Lattice strain and texture analysis of superhard Mo0.9W1.1BC and ReWC0.8via diamond anvil cell deformation†
Mo0.9W1.1BC and ReWC0.8 compositions have recently been identified to have exceptional hardness and incompressibility. In this work, these compositions are analyzed via in situ radial X-ray diffraction experiments to comparatively assess lattice strain and texture development. Traditionally, Earth scientists have employed these experiments to enhance understanding of dynamic activity within the deep Earth. However, nonhydrostatic compression experiments provide insight into materials with exceptional mechanical properties, as they help elucidate correlations between structural, elastic, and mechanical properties. Here, analysis of differential strain (t/G) and lattice preferred orientation in Mo0.9W1.1BC suggests that dislocation glide occurs along the (010) plane in orthorhombic Mo0.9W1.1BC. The (200) and (002) planes support the highest differential strain, while planes which bisect two or three axes, such as the (110) or (191), exhibit relatively lower differential strain. In ReWC0.8, which crystallizes in a cubic NaCl-type structure, planar density is correlated to orientation-dependent lattice strain as the low-density (311) plane elastically supports more differential strain than the denser (111), (200), and (220) planes. Furthermore, results indicate that ReWC0.8 likely supports a higher differential stress t than Mo0.9W1.1BC and, based on a lack of texture development, bulk plastic yielding is not observed in ReWC0.8 upon compression to ∼60 GPa.
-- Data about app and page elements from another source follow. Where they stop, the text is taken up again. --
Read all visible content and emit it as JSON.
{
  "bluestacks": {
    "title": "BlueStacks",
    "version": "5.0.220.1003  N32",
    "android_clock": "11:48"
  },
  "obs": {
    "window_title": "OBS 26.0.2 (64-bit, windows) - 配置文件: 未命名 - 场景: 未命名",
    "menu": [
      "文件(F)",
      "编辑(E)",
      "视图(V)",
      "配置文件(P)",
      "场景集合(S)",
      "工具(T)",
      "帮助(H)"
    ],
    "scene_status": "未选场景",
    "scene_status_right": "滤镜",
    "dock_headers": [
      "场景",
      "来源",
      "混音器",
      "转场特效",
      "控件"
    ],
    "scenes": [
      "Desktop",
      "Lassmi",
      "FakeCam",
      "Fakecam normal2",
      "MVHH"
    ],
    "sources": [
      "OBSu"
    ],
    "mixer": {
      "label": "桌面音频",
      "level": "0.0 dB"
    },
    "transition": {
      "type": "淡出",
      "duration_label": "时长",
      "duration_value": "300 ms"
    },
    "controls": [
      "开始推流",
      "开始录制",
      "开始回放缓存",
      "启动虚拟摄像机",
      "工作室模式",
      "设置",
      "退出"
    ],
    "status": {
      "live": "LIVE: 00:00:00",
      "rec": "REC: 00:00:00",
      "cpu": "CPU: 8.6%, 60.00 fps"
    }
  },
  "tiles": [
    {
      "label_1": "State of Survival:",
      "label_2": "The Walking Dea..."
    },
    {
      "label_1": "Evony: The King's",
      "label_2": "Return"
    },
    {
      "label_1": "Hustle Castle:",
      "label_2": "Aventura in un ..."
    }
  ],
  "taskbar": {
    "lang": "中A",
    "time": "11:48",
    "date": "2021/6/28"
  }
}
- This article is part of the themed collection: Journal of Materials Chemistry A Emerging Investigators